Trading Buxton either during the offseason or prior to the 2022 trade deadline would likely net the Twins a significant return of high-level prospects to further bolster their already deep farm system. These nebulous prospects could then be swapped for more veteran MLB talent or developed to form the foundation for the next iteration of the Minnesota Twins.
But the world is an uncertain place, often rendering the most logical hypotheticals moot. Trading Buxton may make the most sense at this specific point in time from a long-term team building perspective, but doing so also introduces far more uncontrolled variables into the equation that is the Minnesota Twins than simply re-signing him would. Byron Buxton is an oft-injured MVP-caliber talent; the amorphous prospects could be anything, even a boat. (Or, more than likely, a boat that requires a healthy amount of time in the shop to reach its full potential.)
Both moving on from as well as re-upping with Buxton present benefits and pratfalls that could either push the Minnesota Twins back into the contender’s race or further into baseball purgatory.
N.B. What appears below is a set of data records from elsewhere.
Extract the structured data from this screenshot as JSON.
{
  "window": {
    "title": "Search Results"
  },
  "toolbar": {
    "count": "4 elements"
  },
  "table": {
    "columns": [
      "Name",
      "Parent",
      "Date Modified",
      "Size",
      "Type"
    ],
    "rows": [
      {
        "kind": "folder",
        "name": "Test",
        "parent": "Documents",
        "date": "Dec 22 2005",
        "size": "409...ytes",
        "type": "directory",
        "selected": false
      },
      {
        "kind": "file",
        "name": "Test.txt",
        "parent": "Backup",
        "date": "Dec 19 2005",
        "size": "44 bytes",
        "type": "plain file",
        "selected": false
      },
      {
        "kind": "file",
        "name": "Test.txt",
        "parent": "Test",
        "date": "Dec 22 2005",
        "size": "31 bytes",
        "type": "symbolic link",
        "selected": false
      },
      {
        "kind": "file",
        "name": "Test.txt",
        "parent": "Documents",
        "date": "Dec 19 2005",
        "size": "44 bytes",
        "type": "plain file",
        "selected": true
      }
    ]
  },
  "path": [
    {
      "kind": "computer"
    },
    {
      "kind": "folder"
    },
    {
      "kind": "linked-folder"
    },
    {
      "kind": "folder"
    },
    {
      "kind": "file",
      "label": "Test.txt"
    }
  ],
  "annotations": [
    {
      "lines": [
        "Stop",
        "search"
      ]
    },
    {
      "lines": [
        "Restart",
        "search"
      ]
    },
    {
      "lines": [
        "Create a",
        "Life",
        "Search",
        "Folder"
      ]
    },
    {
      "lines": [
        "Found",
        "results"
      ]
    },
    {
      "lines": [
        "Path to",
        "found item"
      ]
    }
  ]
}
But the talent that Buxton possesses is the kind that many teams blatantly lose for and spend years trying to acquire. If you’ve got a boat, you may as well use it, even if it requires spending quite a bit of dough on spare parts.